• Task objective: For the data that follows, give the number of lines in which "list" appears. Add nothing to it.

(Extracted data entries)
──────────────────────────────

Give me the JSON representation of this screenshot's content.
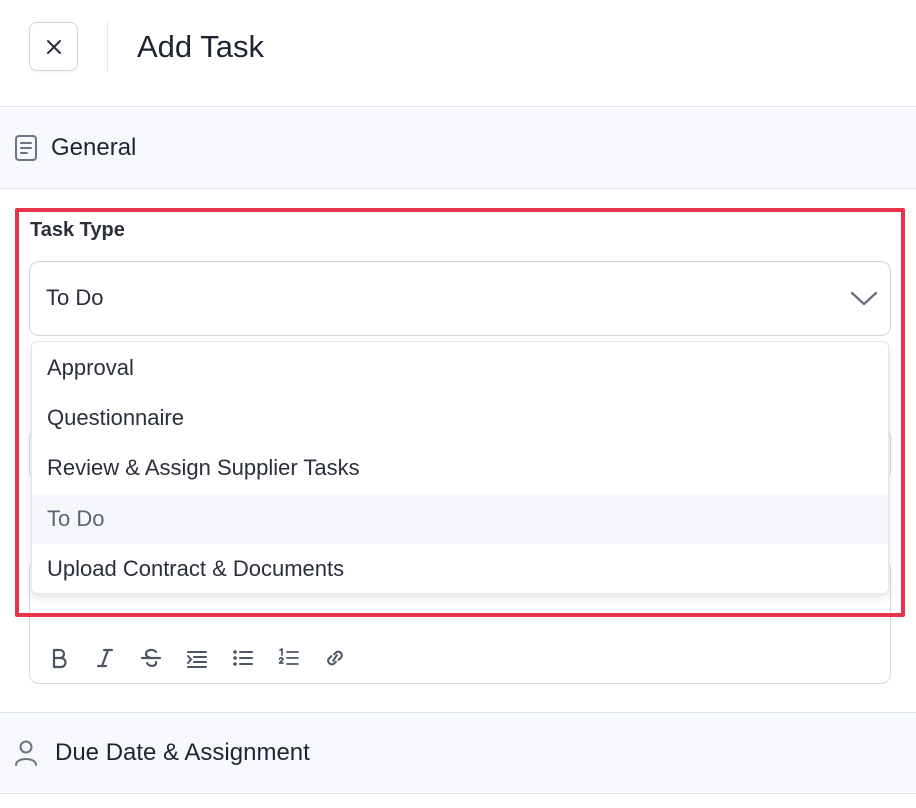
{
  "header": {
    "title": "Add Task",
    "close_icon": "close-icon"
  },
  "sections": {
    "general": {
      "label": "General",
      "icon": "document-icon"
    },
    "due": {
      "label": "Due Date & Assignment",
      "icon": "person-icon"
    }
  },
  "task_type": {
    "label": "Task Type",
    "value": "To Do",
    "options": [
      "Approval",
      "Questionnaire",
      "Review & Assign Supplier Tasks",
      "To Do",
      "Upload Contract & Documents"
    ],
    "selected_index": 3
  },
  "toolbar": {
    "buttons": [
      "bold-icon",
      "italic-icon",
      "strikethrough-icon",
      "indent-list-icon",
      "bullet-list-icon",
      "numbered-list-icon",
      "link-icon"
    ]
  },
  "colors": {
    "highlight": "#e8334a",
    "section_bg": "#f6f8fc",
    "selected_option_bg": "#f5f7fa"
  }
}
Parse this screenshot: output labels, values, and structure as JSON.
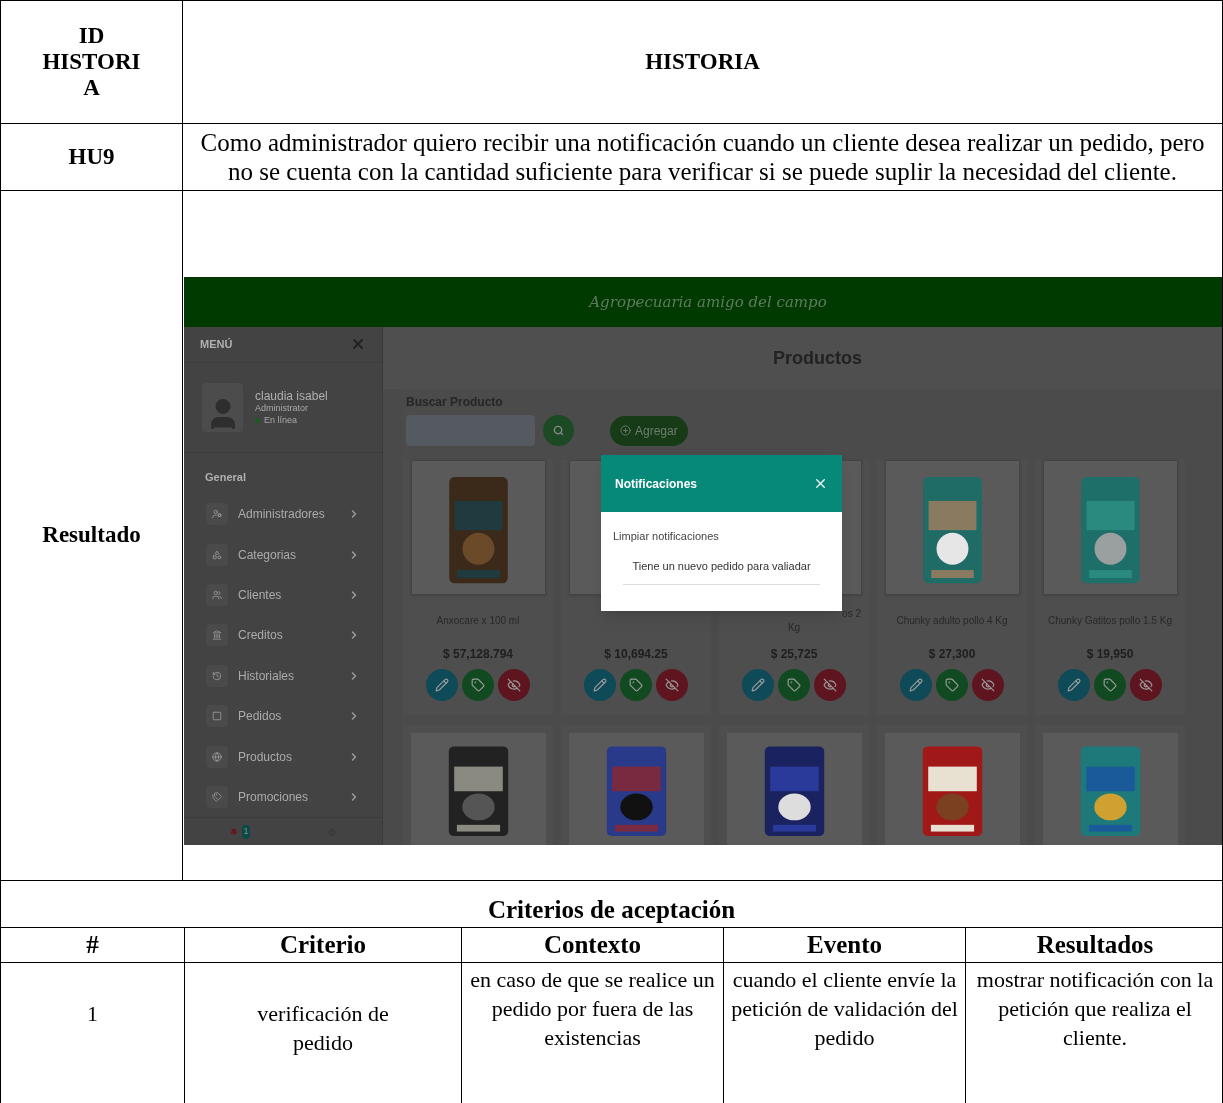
{
  "document": {
    "id_header": "ID HISTORIA",
    "story_header": "HISTORIA",
    "id": "HU9",
    "story": "Como administrador quiero recibir una notificación cuando un cliente desea realizar un pedido, pero no se cuenta con la cantidad suficiente para verificar si se puede suplir la necesidad del cliente.",
    "result_label": "Resultado"
  },
  "app": {
    "brand": "Agropecuaria amigo del campo",
    "menu": {
      "title": "MENÚ",
      "user_name": "claudia isabel",
      "user_role": "Administrator",
      "status": "En línea",
      "section": "General",
      "items": [
        "Administradores",
        "Categorias",
        "Clientes",
        "Creditos",
        "Historiales",
        "Pedidos",
        "Productos",
        "Promociones"
      ],
      "notification_count": "1"
    },
    "page_title": "Productos",
    "search_label": "Buscar Producto",
    "add_button": "Agregar",
    "products": [
      {
        "name_lines": [
          "Anxocare x 100 ml"
        ],
        "price": "$ 57,128.794",
        "partial": false
      },
      {
        "price": "$ 10,694.25"
      },
      {
        "name_lines": [
          "os 2",
          "Kg"
        ],
        "price": "$ 25,725",
        "partial": true
      },
      {
        "name_lines": [
          "Chunky adulto pollo 4 Kg"
        ],
        "price": "$ 27,300",
        "partial": false
      },
      {
        "name_lines": [
          "Chunky Gatitos pollo 1.5 Kg"
        ],
        "price": "$ 19,950",
        "partial": false
      }
    ],
    "modal": {
      "title": "Notificaciones",
      "clear": "Limpiar notificaciones",
      "items": [
        "Tiene un nuevo pedido para valiadar"
      ]
    }
  },
  "criteria": {
    "title": "Criterios de aceptación",
    "columns": [
      "#",
      "Criterio",
      "Contexto",
      "Evento",
      "Resultados"
    ],
    "rows": [
      [
        "1",
        "verificación de pedido",
        "en caso de que se realice un pedido por fuera de las existencias",
        "cuando el cliente envíe la petición de validación del pedido",
        "mostrar notificación con la petición que realiza el cliente."
      ]
    ]
  }
}
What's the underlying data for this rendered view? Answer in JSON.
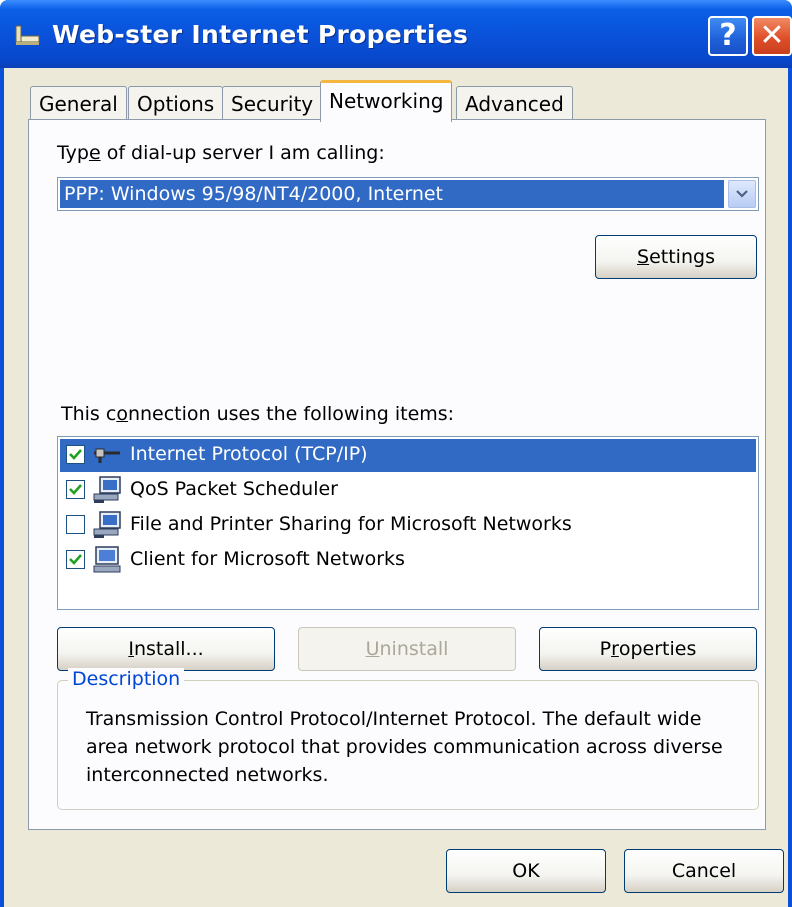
{
  "window": {
    "title": "Web-ster Internet Properties",
    "help_label": "?",
    "close_label": "✕"
  },
  "tabs": [
    {
      "label": "General"
    },
    {
      "label": "Options"
    },
    {
      "label": "Security"
    },
    {
      "label": "Networking",
      "active": true
    },
    {
      "label": "Advanced"
    }
  ],
  "server_type": {
    "label_a": "Typ",
    "label_key": "e",
    "label_b": " of dial-up server I am calling:",
    "selected": "PPP: Windows 95/98/NT4/2000, Internet"
  },
  "settings_button": {
    "key": "S",
    "rest": "ettings"
  },
  "items_section": {
    "label_a": "This c",
    "label_key": "o",
    "label_b": "nnection uses the following items:",
    "items": [
      {
        "label": "Internet Protocol (TCP/IP)",
        "checked": true,
        "selected": true,
        "icon": "network-protocol-icon"
      },
      {
        "label": "QoS Packet Scheduler",
        "checked": true,
        "selected": false,
        "icon": "network-service-icon"
      },
      {
        "label": "File and Printer Sharing for Microsoft Networks",
        "checked": false,
        "selected": false,
        "icon": "network-service-icon"
      },
      {
        "label": "Client for Microsoft Networks",
        "checked": true,
        "selected": false,
        "icon": "network-client-icon"
      }
    ]
  },
  "install_button": {
    "key": "I",
    "rest": "nstall..."
  },
  "uninstall_button": {
    "key": "U",
    "rest": "ninstall"
  },
  "properties_button": {
    "pre": "P",
    "key": "r",
    "rest": "operties"
  },
  "description": {
    "title": "Description",
    "text": "Transmission Control Protocol/Internet Protocol. The default wide area network protocol that provides communication across diverse interconnected networks."
  },
  "footer": {
    "ok_label": "OK",
    "cancel_label": "Cancel"
  },
  "colors": {
    "selection": "#316ac5",
    "titlebar": "#0a52da",
    "dialog_bg": "#ece9d8",
    "tab_highlight": "#f5b73f"
  }
}
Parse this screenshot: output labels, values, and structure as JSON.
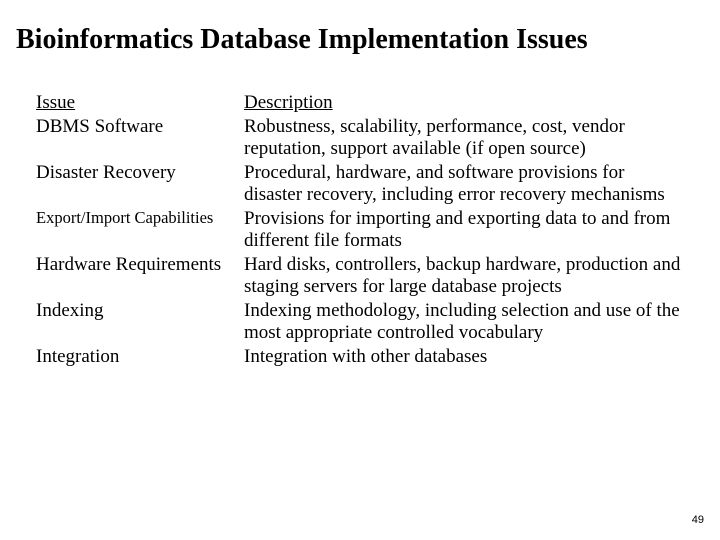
{
  "title": "Bioinformatics Database Implementation Issues",
  "headers": {
    "issue": "Issue",
    "description": "Description"
  },
  "rows": [
    {
      "issue": "DBMS Software",
      "description": "Robustness, scalability, performance, cost, vendor reputation, support available (if  open source)",
      "small": false
    },
    {
      "issue": "Disaster Recovery",
      "description": "Procedural, hardware, and software provisions for disaster recovery, including error recovery mechanisms",
      "small": false
    },
    {
      "issue": "Export/Import Capabilities",
      "description": "Provisions for importing and exporting data to and from different file formats",
      "small": true
    },
    {
      "issue": "Hardware Requirements",
      "description": "Hard disks, controllers, backup hardware, production and staging servers for large database projects",
      "small": false
    },
    {
      "issue": "Indexing",
      "description": "Indexing methodology, including selection and use of the most appropriate controlled vocabulary",
      "small": false
    },
    {
      "issue": "Integration",
      "description": "Integration with other databases",
      "small": false
    }
  ],
  "page_number": "49"
}
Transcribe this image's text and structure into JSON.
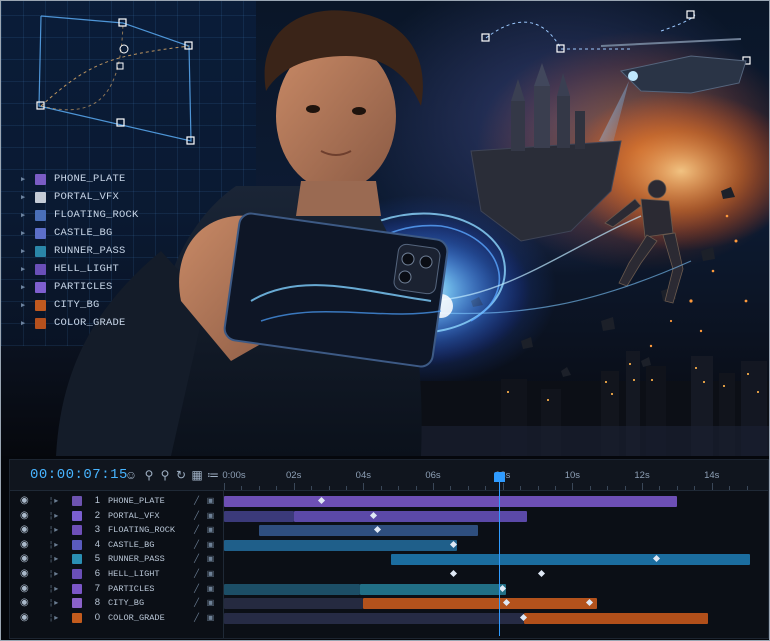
{
  "layer_panel": {
    "items": [
      {
        "label": "PHONE_PLATE",
        "color": "#7b5cc4"
      },
      {
        "label": "PORTAL_VFX",
        "color": "#c5ccd6"
      },
      {
        "label": "FLOATING_ROCK",
        "color": "#4a6fb8"
      },
      {
        "label": "CASTLE_BG",
        "color": "#5c6fc9"
      },
      {
        "label": "RUNNER_PASS",
        "color": "#2a86a8"
      },
      {
        "label": "HELL_LIGHT",
        "color": "#6a4fb8"
      },
      {
        "label": "PARTICLES",
        "color": "#7f5fcf"
      },
      {
        "label": "CITY_BG",
        "color": "#c0591f"
      },
      {
        "label": "COLOR_GRADE",
        "color": "#b5501d"
      }
    ]
  },
  "timeline": {
    "timecode": "00:00:07:15",
    "tools": [
      "person-icon",
      "search-icon",
      "search-icon",
      "refresh-icon",
      "grid-icon",
      "graph-icon"
    ],
    "ruler_labels": [
      "0:00s",
      "02s",
      "04s",
      "06s",
      "08s",
      "10s",
      "12s",
      "14s"
    ],
    "playhead_seconds": 7.9,
    "layers": [
      {
        "num": "1",
        "name": "PHONE_PLATE",
        "color": "#6d53b0",
        "bars": [
          {
            "start": 0.0,
            "end": 13.0,
            "color": "#6d4fb5"
          }
        ],
        "keys": [
          2.8
        ]
      },
      {
        "num": "2",
        "name": "PORTAL_VFX",
        "color": "#7b5fcf",
        "bars": [
          {
            "start": 0.0,
            "end": 2.0,
            "color": "#3b3a7a"
          },
          {
            "start": 2.0,
            "end": 8.7,
            "color": "#5b49a8"
          }
        ],
        "keys": [
          4.3
        ]
      },
      {
        "num": "3",
        "name": "FLOATING_ROCK",
        "color": "#6e4fb8",
        "bars": [
          {
            "start": 1.0,
            "end": 7.3,
            "color": "#2e4e7e"
          }
        ],
        "keys": [
          4.4
        ]
      },
      {
        "num": "4",
        "name": "CASTLE_BG",
        "color": "#5a5bbf",
        "bars": [
          {
            "start": 0.0,
            "end": 6.7,
            "color": "#1f5f8a"
          }
        ],
        "keys": [
          6.6
        ]
      },
      {
        "num": "5",
        "name": "RUNNER_PASS",
        "color": "#2a8fb3",
        "bars": [
          {
            "start": 4.8,
            "end": 15.1,
            "color": "#1b6d9f"
          }
        ],
        "keys": [
          12.4
        ]
      },
      {
        "num": "6",
        "name": "HELL_LIGHT",
        "color": "#6a4fb8",
        "bars": [],
        "keys": [
          6.6,
          9.1
        ]
      },
      {
        "num": "7",
        "name": "PARTICLES",
        "color": "#7b56c7",
        "bars": [
          {
            "start": 0.0,
            "end": 3.9,
            "color": "#1c4e66"
          },
          {
            "start": 3.9,
            "end": 8.1,
            "color": "#216f86"
          }
        ],
        "keys": [
          8.0
        ]
      },
      {
        "num": "8",
        "name": "CITY_BG",
        "color": "#8b62c9",
        "bars": [
          {
            "start": 0.0,
            "end": 4.0,
            "color": "#252a40"
          },
          {
            "start": 4.0,
            "end": 10.7,
            "color": "#b3521c"
          }
        ],
        "keys": [
          8.1,
          10.5
        ]
      },
      {
        "num": "0",
        "name": "COLOR_GRADE",
        "color": "#c35b1d",
        "bars": [
          {
            "start": 0.0,
            "end": 8.6,
            "color": "#262b45"
          },
          {
            "start": 8.6,
            "end": 13.9,
            "color": "#b14f1a"
          }
        ],
        "keys": [
          8.6
        ]
      }
    ]
  }
}
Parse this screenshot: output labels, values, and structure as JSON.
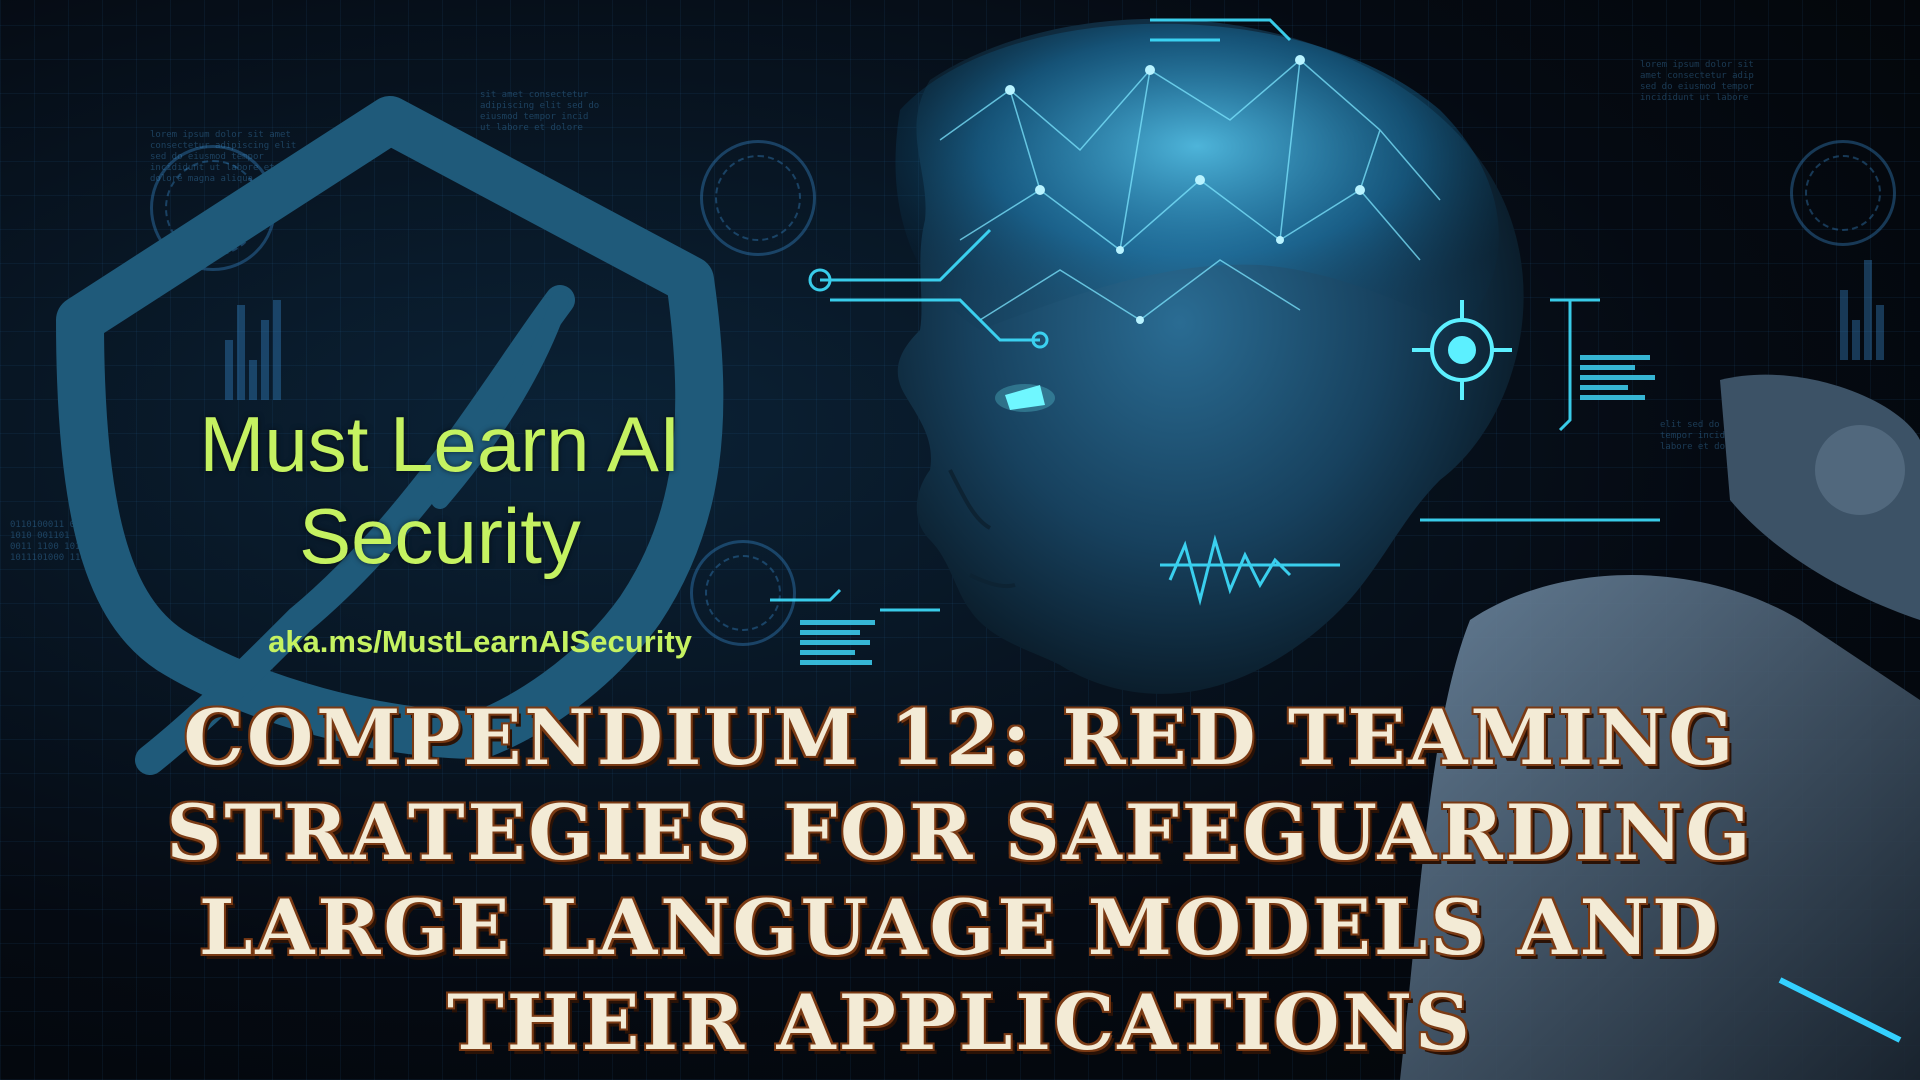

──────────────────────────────

• Output for this task: 3